A band of territorial monkeys hang around, sometimes entering the inner shrine to steal the prasad. Thankfully, now enclosed in a glass case, the idols are less susceptible to being robbed of their belongings, including the clothes off their back!
Take the Train
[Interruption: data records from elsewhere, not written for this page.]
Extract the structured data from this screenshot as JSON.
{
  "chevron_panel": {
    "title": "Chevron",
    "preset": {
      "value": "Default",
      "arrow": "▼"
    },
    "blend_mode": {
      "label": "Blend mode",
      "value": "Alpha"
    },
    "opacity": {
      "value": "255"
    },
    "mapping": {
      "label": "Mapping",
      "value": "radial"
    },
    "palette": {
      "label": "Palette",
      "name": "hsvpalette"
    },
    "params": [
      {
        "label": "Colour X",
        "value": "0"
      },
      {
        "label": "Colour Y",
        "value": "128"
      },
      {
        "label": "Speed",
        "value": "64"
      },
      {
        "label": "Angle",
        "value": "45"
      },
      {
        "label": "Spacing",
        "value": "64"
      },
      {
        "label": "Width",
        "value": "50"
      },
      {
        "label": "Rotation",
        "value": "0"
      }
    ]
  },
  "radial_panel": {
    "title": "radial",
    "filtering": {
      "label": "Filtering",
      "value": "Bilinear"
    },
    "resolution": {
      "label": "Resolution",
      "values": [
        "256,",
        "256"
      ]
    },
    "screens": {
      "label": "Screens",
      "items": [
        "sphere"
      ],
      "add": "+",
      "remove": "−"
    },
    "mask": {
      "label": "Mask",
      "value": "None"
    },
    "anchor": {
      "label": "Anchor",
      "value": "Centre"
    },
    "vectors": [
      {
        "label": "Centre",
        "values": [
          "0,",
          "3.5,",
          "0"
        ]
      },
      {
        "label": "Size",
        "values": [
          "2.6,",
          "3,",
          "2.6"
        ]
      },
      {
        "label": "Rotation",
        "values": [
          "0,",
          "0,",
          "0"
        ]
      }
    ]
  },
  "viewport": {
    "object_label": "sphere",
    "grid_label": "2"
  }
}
Though not aimed at tourists, a ride in the Kangra Valley narrow gauge train is a great way to absorb the gentle pace of life in the region. Even a 20-minute ride between Jwalamukhi Road Station to Guler is a pleasant journey. The train is not too crowded, but aim for a window seat to take in the scenery. At times the train passes through a narrow passage, almost grazing the grassy rock on either side, then into a tunnel only to emerge into the sunshine with views of plunging gorges, mustard fields, luminous streams, and the Dhauladhars glimmering in the distance. You can disembark at Guler Station to peek into the lamp room where the station master still lights an oil lamp to illuminate the signal every evening.
Find Nature at Pong Dam Lake
Pong Dam is a two-kilometre dam on the Beas River. The lake behind the dam is a dazzling expanse of blue with the creamy Dhauladhars in the distance. It is home to a wildlife sanctuary, one of the largest wetlands in North India, with a reported 220 species of birds and 27 species of fish. Migratory birds flock to the shallow areas of the lake. Attempts to get closer to photograph the dark plumed cormorants will probably be met with a disinterested shuffling away of the entire flock.
Still, for visitors in May and June, there is the promise of the Bathu Temples surfacing from the lake, where they remain partially submerged the rest of the year. The regional sports centre offers visitors a chance to canoe, sail or water ski on the lake.
All photographs by Reem Khokhar